  • Ron & Judy Flake were back in town for an extended stay.
  • Lisa Combs was back on another site visit with her friends, Holly and Karen.
  • Oveta Vardel was back with Gera, who had some of her friends with her.
  • Suzy Campbell and Patsy Tyler were back at The Reef Penthouse.
  • There was a reported Terry Richardson sighting around Super Chomak in late September.
  • Bay & Chris Haas are back in town for a couple of weeks.



  • Lucy James has gone visiting family and friends in the Pacific Northwest.
  • Mary Henderson has gone stateside for an operation on her shoulder.
  • Hurley Hackler went to Philadelphia for a spell, and now he’s off to Barcelona, Spain.  Where are the pictures of this Spanish attraction??



This report comes from Mexiconservacion’s Blog site at

How are Akumal’s baby lobsters doing?

In September, we completed the fourth month of juvenile lobster surveys in Akumal.  On average, we found about 30 juvenile lobsters living in the collectors at each one of our sites in Akumal Bay and Akumal Sur.  June was a particularly good month when we counted 70 baby lobsters in the Akumal Bay collectors and 51 lobsters in the Akumal Sur collectors.  In July, August and September, the numbers leveled out to an average of about 20 lobsters for Akumal Bay and 30 for Akumal Sur.

How do we record information on juvenile lobsters? 

Every month, one week after new moon, Mexiconservación staff and volunteers head out to the collectors in Akumal Dive Shop's most environmentally friendly boat (flat hull and 4 stroke retractable engines!).  We hoist the collectors onto the boat and turn them upside down to let the filters open up. We collect all the lobsters in a bowl and count them.  We then reattach the collectors in their original position and place all the lobsters back on top of the collector, where they stay until they are large enough to just let themselves fall down to the sea bottom and begin their lives as adults !

What is a collector?

The collectors consist of a rectangular framework of PVC pipe, with six cross supports from which 6 sheets of "hogs-hair" air conditioner filter material hang.  The hog-hair filters successfully mimic the structure and consistency of the macro-algae Laurencia, which is the preferred natural settlement habitat.  The collectors are moored in 1-3 m of water, with the frame floating at the surface, and the hogs-hair hanging vertically down.  This design presents the maximum possible surface area to attract post-larval lobsters.

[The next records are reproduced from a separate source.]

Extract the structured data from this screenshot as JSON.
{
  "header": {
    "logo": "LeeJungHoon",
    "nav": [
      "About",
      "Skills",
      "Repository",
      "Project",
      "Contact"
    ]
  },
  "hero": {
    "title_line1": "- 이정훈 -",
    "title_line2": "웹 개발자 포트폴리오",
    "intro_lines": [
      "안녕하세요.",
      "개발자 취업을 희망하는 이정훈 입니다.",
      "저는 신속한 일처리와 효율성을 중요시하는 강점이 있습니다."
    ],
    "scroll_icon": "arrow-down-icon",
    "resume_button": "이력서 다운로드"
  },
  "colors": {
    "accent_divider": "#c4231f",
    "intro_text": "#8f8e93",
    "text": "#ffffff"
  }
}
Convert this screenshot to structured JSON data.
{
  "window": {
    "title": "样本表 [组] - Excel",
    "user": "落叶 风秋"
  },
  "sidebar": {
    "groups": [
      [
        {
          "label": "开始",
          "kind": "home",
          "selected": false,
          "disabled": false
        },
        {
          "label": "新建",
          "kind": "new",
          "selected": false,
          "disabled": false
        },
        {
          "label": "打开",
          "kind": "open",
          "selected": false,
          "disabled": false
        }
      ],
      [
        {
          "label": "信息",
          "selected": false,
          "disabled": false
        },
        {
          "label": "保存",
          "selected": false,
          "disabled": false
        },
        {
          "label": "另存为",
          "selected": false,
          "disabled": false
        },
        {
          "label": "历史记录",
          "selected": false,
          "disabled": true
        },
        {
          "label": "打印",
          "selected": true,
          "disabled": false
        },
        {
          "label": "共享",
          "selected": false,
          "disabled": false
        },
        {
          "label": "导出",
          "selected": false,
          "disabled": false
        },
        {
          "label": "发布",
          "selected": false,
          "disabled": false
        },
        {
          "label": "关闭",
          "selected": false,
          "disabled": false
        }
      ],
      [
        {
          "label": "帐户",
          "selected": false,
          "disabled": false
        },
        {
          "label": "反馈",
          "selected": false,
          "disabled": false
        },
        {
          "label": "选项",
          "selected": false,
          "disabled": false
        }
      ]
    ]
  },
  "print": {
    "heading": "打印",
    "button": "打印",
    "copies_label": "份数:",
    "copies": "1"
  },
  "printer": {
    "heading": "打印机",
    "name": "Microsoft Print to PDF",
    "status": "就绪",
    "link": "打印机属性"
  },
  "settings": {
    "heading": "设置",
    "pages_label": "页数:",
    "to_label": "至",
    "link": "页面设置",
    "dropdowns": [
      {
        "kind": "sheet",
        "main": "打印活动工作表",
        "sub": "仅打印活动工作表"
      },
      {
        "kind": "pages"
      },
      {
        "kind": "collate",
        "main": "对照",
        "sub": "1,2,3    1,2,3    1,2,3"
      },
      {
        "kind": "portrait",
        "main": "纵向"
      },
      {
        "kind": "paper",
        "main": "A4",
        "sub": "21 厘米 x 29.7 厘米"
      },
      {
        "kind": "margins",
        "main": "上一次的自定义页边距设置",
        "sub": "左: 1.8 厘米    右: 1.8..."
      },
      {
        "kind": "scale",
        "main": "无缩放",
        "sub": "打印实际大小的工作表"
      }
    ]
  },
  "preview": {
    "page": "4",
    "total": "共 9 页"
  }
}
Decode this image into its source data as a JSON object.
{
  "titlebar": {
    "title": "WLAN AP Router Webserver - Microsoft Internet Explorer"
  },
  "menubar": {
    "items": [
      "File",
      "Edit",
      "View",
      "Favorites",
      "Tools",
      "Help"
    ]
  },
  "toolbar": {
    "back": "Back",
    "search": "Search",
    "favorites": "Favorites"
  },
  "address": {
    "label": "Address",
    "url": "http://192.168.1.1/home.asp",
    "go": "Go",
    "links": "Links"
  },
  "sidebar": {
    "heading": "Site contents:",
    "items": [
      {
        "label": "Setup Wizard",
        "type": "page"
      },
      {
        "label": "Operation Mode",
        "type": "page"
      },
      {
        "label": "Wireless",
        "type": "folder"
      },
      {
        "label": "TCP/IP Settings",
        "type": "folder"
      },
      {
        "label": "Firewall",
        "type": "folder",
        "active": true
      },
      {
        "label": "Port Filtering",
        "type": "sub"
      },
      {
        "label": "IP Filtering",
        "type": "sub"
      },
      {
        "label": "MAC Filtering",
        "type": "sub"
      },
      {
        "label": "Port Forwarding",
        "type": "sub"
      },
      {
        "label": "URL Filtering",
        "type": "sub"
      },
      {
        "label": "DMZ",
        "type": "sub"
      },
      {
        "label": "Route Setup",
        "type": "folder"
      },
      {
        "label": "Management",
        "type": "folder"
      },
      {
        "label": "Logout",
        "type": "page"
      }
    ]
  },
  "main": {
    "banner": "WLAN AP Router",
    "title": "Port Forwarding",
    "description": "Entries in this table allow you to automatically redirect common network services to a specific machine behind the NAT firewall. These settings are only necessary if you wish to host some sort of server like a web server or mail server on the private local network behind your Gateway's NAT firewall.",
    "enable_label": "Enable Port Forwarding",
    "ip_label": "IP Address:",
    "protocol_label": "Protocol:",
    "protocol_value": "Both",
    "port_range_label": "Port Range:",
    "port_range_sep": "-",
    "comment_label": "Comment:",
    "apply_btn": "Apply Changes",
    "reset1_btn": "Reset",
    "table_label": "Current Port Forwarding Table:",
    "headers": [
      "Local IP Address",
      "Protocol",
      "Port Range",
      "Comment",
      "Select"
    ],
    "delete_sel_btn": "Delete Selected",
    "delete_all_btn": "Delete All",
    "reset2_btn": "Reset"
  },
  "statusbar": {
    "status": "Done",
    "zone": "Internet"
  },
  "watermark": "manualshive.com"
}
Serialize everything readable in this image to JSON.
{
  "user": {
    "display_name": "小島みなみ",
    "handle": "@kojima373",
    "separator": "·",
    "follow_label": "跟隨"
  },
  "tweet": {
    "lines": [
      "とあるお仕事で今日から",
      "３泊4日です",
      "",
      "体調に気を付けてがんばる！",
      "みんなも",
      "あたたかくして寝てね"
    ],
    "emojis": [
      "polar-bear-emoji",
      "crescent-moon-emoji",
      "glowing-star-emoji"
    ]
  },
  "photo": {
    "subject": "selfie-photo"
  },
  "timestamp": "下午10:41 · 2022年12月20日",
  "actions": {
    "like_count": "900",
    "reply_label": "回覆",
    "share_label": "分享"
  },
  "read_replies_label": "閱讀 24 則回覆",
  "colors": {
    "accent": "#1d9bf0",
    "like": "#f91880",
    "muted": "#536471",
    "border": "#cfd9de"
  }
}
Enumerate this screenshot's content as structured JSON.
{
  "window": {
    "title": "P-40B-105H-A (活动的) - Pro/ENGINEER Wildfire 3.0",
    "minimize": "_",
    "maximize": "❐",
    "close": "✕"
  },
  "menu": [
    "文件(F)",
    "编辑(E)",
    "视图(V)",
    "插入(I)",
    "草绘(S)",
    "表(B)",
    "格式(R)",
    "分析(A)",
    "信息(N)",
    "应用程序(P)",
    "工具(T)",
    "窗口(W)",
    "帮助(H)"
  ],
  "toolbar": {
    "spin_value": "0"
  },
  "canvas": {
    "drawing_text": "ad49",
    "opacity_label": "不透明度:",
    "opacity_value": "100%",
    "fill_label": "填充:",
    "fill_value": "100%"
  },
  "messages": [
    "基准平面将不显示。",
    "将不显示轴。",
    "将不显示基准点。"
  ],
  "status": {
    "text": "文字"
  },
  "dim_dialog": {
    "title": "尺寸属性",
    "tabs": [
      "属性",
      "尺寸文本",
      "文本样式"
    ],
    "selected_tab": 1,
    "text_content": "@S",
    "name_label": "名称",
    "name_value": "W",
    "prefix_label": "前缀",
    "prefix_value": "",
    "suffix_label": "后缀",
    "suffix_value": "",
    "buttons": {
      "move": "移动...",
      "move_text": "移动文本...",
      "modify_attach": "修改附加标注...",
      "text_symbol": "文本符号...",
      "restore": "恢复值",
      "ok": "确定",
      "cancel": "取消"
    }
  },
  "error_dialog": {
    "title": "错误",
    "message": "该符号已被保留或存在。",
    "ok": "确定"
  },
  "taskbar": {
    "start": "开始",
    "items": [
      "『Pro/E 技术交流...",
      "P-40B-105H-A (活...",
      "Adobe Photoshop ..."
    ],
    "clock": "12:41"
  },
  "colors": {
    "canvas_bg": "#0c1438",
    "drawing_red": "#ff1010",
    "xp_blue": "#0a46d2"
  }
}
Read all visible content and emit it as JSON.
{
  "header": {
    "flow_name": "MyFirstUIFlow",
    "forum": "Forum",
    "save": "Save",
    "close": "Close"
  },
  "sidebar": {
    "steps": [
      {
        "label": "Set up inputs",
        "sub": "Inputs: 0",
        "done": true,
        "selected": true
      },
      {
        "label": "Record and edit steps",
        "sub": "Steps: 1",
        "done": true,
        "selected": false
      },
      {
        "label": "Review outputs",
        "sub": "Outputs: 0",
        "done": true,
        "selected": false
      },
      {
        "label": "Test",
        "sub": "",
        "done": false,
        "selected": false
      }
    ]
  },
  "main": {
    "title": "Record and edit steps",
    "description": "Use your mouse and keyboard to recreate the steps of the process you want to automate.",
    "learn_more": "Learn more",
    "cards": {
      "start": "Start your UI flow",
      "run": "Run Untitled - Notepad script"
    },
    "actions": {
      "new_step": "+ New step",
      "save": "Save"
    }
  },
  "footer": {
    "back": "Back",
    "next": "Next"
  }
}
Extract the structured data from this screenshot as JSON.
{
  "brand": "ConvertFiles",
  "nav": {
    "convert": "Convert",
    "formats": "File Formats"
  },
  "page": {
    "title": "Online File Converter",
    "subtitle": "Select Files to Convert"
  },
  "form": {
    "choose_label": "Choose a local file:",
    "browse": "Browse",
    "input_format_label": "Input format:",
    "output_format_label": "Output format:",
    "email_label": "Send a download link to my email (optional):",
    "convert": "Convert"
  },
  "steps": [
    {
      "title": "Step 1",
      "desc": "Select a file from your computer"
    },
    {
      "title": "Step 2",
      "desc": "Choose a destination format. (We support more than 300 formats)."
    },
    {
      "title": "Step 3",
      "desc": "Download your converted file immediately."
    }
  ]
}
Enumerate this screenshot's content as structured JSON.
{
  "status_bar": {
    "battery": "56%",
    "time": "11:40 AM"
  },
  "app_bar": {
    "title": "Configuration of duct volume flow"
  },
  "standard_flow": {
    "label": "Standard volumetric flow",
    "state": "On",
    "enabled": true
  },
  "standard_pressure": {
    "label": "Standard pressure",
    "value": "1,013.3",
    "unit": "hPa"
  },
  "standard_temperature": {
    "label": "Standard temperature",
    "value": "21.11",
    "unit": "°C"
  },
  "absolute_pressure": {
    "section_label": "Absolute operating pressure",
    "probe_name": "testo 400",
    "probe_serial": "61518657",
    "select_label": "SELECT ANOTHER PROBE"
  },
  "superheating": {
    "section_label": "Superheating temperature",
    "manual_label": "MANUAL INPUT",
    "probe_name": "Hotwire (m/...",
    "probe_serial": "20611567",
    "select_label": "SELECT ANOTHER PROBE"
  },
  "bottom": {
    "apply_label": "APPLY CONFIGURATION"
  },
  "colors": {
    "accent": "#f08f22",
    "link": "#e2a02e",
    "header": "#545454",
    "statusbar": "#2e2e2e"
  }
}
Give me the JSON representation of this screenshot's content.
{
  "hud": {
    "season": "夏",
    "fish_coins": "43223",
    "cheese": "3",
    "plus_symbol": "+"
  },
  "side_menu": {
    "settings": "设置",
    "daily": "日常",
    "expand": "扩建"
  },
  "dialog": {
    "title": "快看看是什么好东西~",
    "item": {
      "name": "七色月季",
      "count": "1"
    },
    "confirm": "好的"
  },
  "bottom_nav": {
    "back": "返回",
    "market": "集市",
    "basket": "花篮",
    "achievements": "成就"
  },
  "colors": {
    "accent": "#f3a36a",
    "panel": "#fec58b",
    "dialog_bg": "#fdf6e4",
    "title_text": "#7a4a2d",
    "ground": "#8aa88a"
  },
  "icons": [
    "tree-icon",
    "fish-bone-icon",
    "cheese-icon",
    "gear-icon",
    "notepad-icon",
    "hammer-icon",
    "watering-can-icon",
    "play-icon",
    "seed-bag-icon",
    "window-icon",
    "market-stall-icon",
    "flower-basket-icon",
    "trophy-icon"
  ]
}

[an error occurred while processing this directive]
[an error occurred while processing this directive]